Repeat every record below exactly, omitting any pictures.

===============

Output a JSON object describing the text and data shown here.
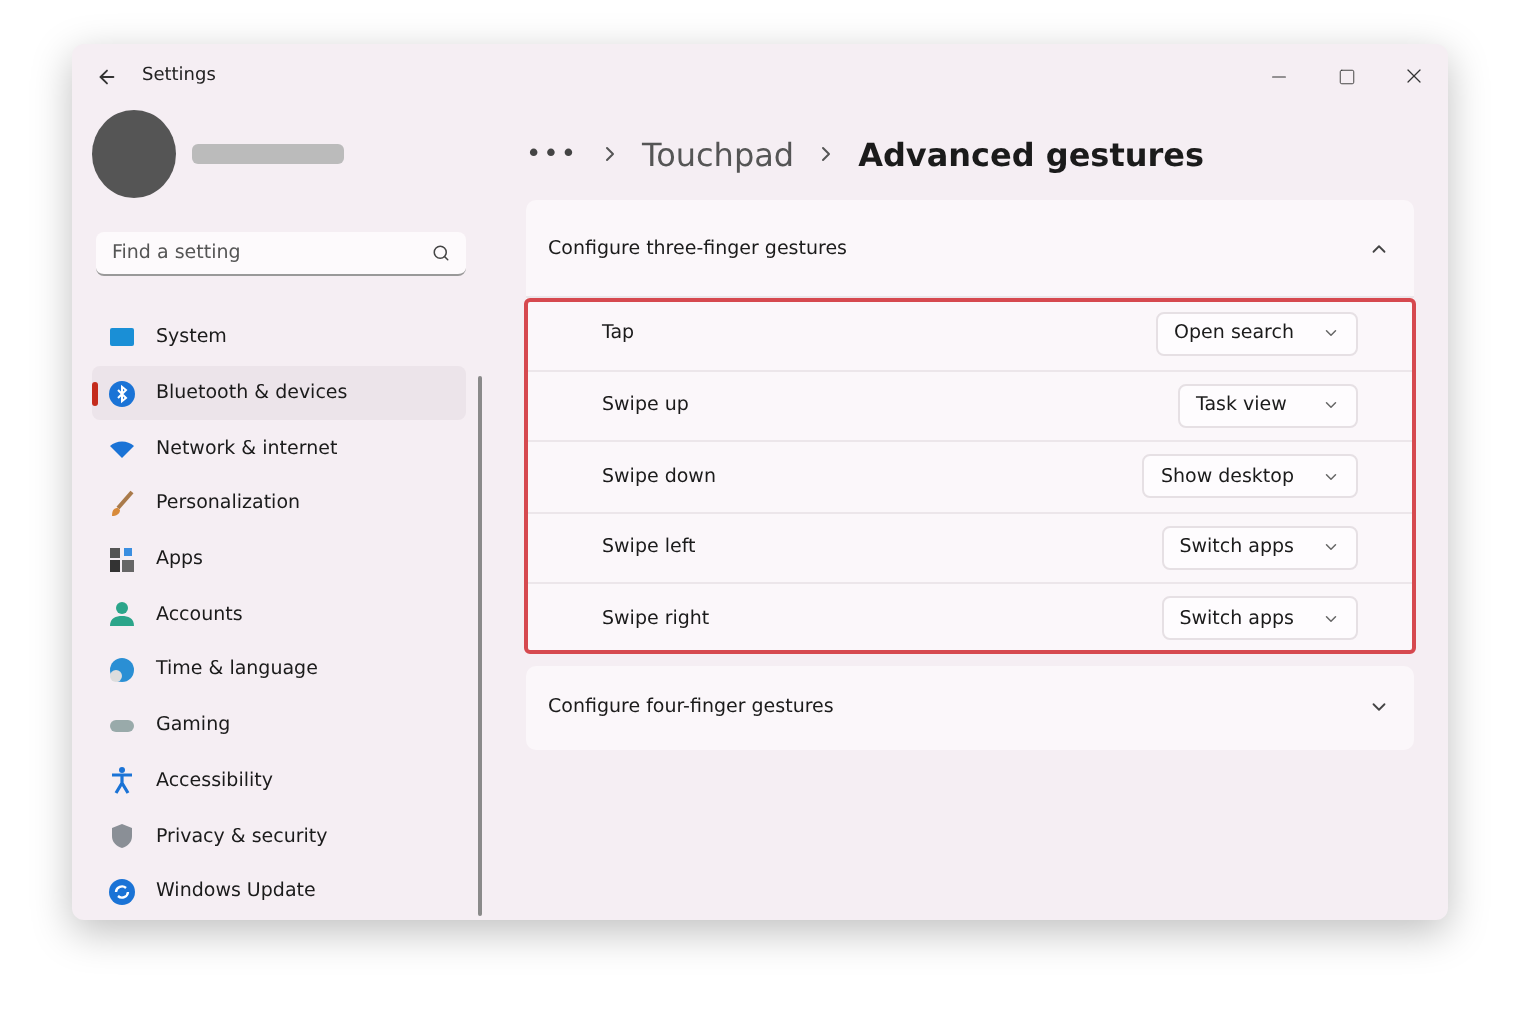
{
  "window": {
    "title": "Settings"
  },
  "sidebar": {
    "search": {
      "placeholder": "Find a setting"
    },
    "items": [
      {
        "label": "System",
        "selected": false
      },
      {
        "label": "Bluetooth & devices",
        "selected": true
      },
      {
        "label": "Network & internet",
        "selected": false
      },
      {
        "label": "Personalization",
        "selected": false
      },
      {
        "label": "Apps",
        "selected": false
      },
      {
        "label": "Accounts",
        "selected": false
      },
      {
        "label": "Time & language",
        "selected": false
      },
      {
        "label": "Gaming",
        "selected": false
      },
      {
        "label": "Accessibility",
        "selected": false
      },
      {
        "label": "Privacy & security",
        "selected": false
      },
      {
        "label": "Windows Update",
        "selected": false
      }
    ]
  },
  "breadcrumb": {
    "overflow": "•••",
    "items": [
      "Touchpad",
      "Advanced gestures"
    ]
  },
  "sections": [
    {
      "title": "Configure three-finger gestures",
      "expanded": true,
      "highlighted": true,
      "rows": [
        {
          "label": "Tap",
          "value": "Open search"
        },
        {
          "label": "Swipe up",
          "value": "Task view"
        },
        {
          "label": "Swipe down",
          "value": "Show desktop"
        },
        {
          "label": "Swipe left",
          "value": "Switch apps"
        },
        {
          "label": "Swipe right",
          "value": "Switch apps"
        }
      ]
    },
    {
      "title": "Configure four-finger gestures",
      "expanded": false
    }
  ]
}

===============

» Answer space:
Output a JSON object describing the text and data shown here.
{
  "window": {
    "title": "Settings"
  },
  "sidebar": {
    "search": {
      "placeholder": "Find a setting"
    },
    "items": [
      {
        "label": "System",
        "selected": false
      },
      {
        "label": "Bluetooth & devices",
        "selected": true
      },
      {
        "label": "Network & internet",
        "selected": false
      },
      {
        "label": "Personalization",
        "selected": false
      },
      {
        "label": "Apps",
        "selected": false
      },
      {
        "label": "Accounts",
        "selected": false
      },
      {
        "label": "Time & language",
        "selected": false
      },
      {
        "label": "Gaming",
        "selected": false
      },
      {
        "label": "Accessibility",
        "selected": false
      },
      {
        "label": "Privacy & security",
        "selected": false
      },
      {
        "label": "Windows Update",
        "selected": false
      }
    ]
  },
  "breadcrumb": {
    "overflow": "•••",
    "items": [
      "Touchpad",
      "Advanced gestures"
    ]
  },
  "sections": [
    {
      "title": "Configure three-finger gestures",
      "expanded": true,
      "highlighted": true,
      "rows": [
        {
          "label": "Tap",
          "value": "Open search"
        },
        {
          "label": "Swipe up",
          "value": "Task view"
        },
        {
          "label": "Swipe down",
          "value": "Show desktop"
        },
        {
          "label": "Swipe left",
          "value": "Switch apps"
        },
        {
          "label": "Swipe right",
          "value": "Switch apps"
        }
      ]
    },
    {
      "title": "Configure four-finger gestures",
      "expanded": false
    }
  ]
}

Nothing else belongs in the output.